■ **Material shown**:
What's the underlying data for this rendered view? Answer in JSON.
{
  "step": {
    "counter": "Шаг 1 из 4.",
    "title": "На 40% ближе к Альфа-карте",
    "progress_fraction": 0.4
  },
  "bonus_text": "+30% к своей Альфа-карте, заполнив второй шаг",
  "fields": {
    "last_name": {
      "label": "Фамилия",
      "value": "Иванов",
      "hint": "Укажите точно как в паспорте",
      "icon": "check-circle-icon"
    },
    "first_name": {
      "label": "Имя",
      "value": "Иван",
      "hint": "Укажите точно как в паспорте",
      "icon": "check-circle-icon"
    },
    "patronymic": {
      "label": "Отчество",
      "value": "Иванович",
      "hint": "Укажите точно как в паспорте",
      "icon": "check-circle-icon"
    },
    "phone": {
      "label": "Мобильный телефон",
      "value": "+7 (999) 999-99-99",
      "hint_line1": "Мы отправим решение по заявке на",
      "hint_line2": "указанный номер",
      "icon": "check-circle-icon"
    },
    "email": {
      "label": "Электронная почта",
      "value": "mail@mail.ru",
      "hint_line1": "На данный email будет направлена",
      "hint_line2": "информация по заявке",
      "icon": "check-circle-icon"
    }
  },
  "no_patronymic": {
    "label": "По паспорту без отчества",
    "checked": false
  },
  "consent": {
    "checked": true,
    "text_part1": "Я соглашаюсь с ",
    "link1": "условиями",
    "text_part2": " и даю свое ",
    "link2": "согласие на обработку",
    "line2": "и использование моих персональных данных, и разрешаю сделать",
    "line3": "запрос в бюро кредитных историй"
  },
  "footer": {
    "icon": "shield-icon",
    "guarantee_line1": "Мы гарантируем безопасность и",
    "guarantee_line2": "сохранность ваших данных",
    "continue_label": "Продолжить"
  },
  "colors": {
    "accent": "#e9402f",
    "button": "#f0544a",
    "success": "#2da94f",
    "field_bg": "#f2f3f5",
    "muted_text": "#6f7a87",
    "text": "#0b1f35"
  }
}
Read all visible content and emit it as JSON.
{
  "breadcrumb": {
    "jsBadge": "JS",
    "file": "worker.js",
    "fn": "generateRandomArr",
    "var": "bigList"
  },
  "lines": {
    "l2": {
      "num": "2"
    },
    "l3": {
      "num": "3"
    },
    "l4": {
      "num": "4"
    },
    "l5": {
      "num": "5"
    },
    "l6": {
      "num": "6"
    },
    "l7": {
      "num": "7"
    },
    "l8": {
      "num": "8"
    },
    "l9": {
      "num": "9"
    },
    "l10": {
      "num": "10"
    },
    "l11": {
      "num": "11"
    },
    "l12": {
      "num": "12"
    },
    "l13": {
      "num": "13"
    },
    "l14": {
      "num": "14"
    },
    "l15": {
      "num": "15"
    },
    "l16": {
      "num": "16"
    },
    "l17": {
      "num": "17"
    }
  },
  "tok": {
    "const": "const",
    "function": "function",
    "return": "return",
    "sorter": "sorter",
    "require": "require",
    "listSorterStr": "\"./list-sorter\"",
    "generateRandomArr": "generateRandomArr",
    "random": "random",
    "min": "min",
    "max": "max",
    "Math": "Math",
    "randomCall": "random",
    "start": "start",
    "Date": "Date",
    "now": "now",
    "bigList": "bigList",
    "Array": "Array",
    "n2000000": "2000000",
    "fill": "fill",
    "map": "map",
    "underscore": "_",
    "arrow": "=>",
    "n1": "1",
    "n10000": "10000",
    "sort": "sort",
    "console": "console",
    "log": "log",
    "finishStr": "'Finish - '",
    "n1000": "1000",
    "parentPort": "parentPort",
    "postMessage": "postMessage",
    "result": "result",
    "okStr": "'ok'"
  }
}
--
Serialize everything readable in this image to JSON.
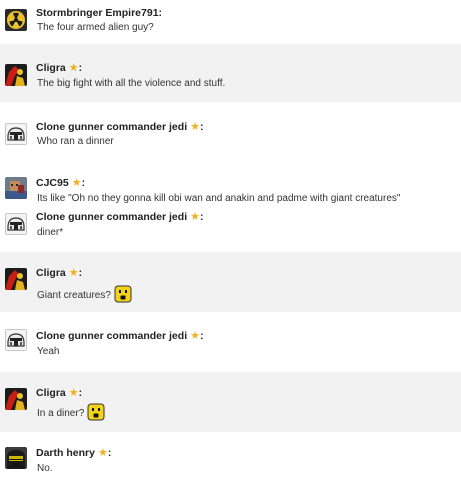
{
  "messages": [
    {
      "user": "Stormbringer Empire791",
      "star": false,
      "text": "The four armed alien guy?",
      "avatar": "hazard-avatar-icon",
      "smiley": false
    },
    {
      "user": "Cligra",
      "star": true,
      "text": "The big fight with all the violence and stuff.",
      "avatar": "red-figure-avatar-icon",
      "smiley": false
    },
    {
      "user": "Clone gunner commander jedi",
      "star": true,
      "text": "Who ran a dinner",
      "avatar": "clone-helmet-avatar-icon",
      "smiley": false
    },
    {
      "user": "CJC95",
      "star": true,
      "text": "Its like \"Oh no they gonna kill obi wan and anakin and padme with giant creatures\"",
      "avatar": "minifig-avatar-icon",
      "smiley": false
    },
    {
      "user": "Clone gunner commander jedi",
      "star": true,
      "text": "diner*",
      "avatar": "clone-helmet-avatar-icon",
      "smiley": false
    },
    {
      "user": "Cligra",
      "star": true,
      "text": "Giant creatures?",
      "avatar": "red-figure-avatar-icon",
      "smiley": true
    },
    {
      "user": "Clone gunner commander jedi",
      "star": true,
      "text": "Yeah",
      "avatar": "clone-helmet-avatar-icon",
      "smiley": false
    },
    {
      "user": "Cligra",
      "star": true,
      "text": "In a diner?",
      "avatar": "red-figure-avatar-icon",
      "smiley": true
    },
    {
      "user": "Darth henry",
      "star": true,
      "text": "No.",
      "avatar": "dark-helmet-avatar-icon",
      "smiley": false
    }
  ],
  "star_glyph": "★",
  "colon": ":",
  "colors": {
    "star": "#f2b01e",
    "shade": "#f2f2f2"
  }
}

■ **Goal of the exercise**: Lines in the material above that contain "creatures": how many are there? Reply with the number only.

■ **Response below**: 2